---------- Records

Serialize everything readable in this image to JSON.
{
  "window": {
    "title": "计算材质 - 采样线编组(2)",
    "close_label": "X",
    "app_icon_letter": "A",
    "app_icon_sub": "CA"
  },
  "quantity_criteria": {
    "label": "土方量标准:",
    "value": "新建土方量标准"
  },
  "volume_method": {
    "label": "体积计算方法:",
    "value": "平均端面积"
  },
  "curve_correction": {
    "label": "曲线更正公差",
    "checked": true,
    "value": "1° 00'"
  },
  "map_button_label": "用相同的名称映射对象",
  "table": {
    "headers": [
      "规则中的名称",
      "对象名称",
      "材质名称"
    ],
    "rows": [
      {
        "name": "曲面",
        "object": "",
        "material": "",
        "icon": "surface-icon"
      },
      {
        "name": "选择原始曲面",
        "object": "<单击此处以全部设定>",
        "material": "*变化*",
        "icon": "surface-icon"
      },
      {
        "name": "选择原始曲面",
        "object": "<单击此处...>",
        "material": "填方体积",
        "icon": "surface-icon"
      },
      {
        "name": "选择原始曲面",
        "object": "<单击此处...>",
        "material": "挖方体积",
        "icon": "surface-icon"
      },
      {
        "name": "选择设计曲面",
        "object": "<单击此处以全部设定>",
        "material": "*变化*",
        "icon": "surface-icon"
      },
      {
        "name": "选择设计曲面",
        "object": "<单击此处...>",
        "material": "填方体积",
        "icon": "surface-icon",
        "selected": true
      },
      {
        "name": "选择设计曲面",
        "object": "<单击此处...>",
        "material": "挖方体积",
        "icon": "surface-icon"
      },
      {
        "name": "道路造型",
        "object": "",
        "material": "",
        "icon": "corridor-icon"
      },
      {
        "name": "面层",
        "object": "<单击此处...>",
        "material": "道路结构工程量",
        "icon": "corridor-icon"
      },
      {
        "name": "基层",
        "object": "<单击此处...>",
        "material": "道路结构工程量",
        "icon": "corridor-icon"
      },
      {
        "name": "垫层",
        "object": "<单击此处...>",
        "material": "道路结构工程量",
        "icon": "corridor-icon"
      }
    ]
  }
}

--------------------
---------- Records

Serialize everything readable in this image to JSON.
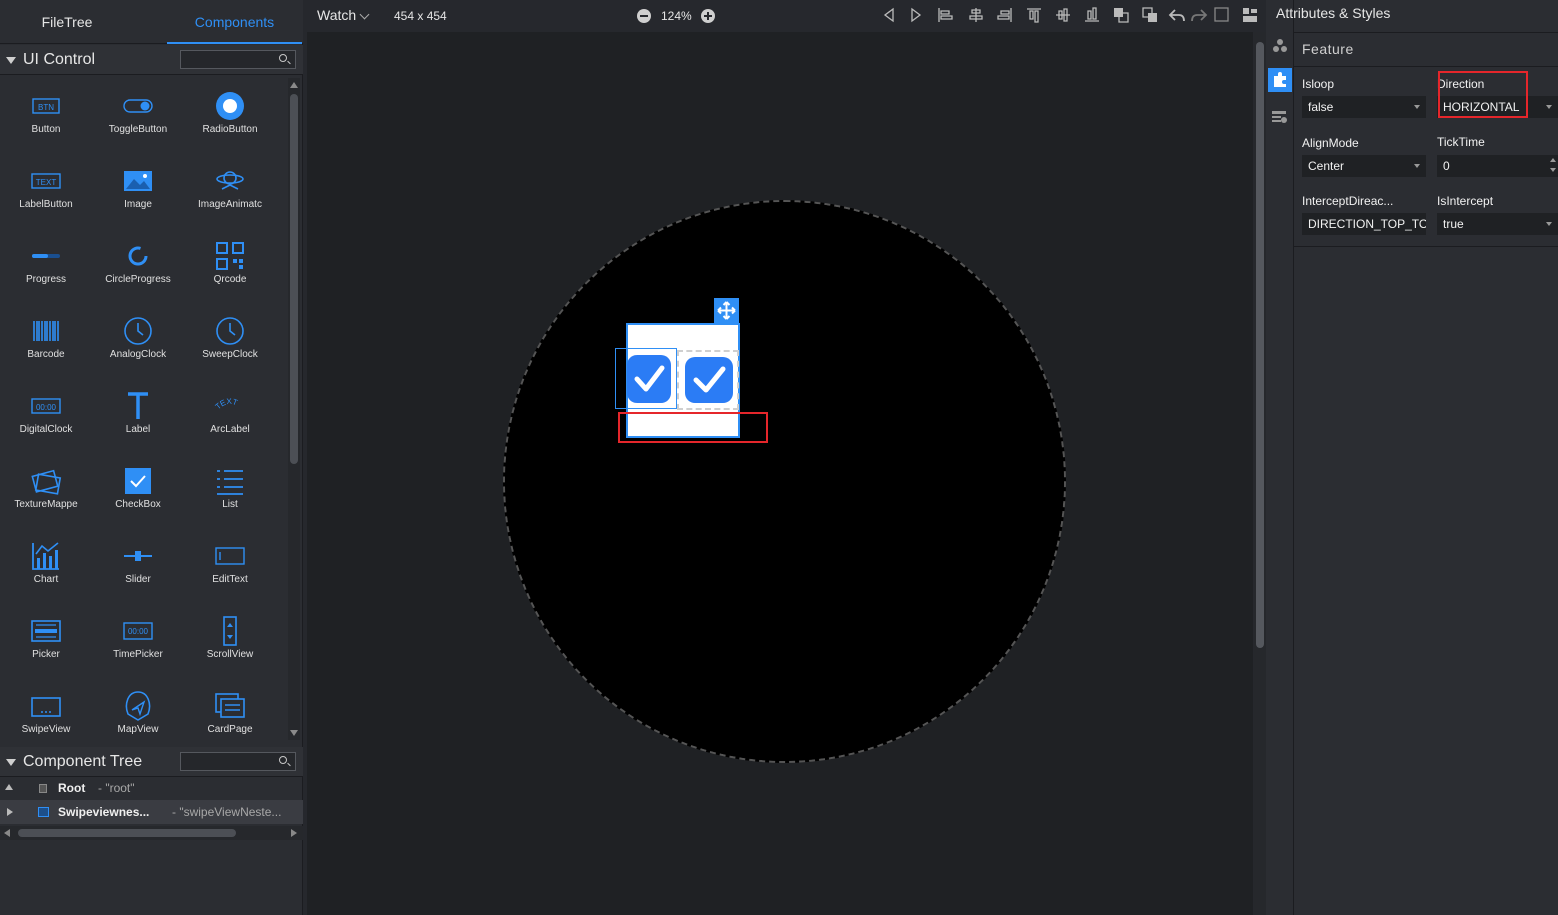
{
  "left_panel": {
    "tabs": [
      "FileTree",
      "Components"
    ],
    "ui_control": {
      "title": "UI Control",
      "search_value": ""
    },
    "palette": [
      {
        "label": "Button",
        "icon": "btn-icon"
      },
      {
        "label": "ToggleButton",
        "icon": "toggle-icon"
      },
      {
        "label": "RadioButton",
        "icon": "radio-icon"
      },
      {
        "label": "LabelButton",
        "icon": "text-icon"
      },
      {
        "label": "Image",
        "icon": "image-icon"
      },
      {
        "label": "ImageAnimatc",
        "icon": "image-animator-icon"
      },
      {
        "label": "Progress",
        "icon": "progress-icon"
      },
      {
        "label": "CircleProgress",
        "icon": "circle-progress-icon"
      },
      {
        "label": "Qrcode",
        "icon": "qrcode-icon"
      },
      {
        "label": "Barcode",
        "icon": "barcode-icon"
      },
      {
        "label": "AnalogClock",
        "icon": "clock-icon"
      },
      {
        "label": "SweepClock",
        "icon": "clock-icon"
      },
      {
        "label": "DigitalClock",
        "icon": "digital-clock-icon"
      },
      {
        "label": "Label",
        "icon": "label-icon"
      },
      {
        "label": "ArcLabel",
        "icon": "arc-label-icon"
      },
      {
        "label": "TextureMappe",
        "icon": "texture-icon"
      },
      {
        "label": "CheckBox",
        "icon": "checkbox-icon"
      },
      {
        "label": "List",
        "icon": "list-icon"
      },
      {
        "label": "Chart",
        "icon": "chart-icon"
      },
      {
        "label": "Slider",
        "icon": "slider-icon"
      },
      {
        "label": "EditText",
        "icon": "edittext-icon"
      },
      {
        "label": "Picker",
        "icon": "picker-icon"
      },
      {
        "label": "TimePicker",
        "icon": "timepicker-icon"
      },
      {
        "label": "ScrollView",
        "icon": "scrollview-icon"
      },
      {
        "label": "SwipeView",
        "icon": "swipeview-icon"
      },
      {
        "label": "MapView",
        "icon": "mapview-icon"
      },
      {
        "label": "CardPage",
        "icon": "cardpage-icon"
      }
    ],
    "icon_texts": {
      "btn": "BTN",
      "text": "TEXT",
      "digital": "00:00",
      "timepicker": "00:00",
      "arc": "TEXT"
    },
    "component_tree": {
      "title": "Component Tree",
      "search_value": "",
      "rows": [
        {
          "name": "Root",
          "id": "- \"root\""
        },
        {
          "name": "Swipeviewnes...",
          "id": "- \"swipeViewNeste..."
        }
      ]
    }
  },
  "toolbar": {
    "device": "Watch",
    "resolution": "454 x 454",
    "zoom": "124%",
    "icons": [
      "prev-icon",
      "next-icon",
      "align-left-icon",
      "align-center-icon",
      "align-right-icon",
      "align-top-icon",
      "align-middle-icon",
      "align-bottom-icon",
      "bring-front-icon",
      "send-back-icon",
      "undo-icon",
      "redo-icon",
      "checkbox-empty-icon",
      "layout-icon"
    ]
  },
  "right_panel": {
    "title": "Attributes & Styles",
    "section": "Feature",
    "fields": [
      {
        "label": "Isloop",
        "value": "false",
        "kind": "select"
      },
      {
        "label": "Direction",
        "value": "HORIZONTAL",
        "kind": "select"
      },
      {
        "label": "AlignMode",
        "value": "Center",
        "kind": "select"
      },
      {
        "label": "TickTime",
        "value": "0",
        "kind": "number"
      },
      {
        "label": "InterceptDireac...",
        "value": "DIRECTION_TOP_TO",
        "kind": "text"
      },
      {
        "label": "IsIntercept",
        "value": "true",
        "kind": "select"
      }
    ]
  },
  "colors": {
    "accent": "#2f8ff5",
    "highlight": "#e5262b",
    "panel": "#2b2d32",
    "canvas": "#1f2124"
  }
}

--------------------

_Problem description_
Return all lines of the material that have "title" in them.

_Answer to the exercise_
    "title": "计算材质 - 采样线编组(2)",
      "title": "UI Control",
      "title": "Component Tree",
    "title": "Attributes & Styles",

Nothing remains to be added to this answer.